• [Assigned task]: How many lines below contain the word "wish"? Reply solely with the number.

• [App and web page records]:
- - -

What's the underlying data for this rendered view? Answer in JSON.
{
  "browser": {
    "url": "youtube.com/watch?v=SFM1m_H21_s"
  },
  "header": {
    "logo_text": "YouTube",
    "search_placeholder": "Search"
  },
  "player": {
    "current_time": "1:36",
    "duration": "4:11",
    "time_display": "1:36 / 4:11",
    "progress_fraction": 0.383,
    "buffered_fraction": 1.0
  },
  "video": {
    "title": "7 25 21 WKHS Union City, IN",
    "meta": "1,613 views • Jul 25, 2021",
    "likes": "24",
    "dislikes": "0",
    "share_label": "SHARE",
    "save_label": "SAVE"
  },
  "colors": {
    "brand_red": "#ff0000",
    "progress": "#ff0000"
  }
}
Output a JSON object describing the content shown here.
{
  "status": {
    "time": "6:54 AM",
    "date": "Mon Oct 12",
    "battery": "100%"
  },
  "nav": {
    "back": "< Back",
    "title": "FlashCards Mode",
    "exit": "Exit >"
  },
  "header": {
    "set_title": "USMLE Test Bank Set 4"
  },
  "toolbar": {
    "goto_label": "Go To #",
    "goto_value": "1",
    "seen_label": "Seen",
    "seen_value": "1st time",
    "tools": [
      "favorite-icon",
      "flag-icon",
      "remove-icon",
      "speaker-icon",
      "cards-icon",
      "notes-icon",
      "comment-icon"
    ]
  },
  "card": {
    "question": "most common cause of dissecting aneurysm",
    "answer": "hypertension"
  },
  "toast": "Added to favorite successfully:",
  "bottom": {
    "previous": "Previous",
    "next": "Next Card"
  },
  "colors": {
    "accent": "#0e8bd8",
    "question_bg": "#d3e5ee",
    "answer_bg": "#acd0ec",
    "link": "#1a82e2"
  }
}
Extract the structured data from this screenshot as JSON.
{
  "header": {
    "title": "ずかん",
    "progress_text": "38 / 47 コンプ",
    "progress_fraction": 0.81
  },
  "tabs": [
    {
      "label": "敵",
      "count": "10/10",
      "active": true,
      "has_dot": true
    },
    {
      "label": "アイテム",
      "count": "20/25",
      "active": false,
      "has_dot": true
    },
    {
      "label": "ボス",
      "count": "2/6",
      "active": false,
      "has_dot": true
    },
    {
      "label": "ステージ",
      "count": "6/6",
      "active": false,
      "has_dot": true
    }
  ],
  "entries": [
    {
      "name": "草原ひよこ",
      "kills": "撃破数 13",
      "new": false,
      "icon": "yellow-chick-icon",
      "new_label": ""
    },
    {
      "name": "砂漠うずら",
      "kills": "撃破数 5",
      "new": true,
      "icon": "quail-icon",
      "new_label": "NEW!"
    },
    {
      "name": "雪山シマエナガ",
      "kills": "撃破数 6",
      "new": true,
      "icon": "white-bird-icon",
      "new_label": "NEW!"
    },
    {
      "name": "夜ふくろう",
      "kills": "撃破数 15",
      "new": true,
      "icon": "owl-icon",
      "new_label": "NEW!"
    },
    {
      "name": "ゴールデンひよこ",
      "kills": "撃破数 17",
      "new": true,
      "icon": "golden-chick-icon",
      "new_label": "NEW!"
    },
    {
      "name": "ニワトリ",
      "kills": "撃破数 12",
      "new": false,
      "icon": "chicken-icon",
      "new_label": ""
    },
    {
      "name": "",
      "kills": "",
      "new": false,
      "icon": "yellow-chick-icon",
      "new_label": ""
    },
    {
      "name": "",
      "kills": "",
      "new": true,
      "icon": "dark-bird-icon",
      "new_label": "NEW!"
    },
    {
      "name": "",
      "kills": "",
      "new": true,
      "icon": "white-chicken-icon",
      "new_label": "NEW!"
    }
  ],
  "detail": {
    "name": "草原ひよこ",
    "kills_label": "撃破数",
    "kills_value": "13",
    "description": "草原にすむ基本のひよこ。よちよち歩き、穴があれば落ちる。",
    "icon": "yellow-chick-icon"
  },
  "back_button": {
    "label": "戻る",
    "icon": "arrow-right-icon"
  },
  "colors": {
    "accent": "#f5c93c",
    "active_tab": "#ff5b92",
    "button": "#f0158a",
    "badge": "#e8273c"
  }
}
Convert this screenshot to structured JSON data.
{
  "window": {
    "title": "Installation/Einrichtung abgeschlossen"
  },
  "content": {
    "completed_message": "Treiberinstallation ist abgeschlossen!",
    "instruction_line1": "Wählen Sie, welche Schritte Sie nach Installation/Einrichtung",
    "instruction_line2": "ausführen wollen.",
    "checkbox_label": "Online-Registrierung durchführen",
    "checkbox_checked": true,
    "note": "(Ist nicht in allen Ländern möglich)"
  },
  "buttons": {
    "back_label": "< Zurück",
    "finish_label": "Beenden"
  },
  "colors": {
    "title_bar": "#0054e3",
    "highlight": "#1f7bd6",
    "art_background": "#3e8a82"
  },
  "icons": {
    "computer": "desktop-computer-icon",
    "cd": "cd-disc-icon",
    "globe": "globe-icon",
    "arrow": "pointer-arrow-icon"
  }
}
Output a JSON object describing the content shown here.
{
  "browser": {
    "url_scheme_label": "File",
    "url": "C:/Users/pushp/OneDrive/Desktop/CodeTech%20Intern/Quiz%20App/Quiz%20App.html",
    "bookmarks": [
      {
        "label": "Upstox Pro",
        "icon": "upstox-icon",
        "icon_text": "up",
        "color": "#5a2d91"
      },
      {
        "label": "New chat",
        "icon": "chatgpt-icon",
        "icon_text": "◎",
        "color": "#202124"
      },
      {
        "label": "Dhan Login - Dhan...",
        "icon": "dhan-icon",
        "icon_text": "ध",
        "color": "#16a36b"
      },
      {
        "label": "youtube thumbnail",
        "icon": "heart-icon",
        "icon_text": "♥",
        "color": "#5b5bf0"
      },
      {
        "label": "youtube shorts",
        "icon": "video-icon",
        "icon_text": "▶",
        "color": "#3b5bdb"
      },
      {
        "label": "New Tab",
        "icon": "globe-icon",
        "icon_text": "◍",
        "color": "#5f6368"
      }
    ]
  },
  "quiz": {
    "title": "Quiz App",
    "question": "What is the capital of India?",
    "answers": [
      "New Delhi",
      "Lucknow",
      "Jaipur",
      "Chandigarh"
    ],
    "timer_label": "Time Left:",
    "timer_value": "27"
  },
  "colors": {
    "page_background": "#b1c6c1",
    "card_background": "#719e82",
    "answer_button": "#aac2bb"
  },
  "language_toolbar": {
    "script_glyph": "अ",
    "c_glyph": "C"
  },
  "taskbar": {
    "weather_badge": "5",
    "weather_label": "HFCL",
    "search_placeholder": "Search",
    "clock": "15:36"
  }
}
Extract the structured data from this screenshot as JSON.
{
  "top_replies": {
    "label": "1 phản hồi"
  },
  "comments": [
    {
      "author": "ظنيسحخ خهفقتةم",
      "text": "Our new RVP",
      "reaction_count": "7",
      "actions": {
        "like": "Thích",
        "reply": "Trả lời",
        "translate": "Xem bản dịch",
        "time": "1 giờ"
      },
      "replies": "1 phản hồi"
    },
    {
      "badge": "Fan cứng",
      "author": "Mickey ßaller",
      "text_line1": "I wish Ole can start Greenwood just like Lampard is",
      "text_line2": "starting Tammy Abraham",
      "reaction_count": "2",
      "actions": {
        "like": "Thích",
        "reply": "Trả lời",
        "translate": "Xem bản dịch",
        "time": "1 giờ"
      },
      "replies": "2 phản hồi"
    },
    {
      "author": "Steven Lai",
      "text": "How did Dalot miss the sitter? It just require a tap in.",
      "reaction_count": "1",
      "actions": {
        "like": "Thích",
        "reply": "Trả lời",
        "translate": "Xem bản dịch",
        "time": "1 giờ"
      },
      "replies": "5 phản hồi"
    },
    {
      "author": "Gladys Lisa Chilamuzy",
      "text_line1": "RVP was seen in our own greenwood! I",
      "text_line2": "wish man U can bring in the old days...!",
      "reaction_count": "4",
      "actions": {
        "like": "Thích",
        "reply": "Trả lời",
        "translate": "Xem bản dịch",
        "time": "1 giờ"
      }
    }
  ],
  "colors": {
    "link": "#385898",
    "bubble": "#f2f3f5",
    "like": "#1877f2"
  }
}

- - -

• [The answer]: 2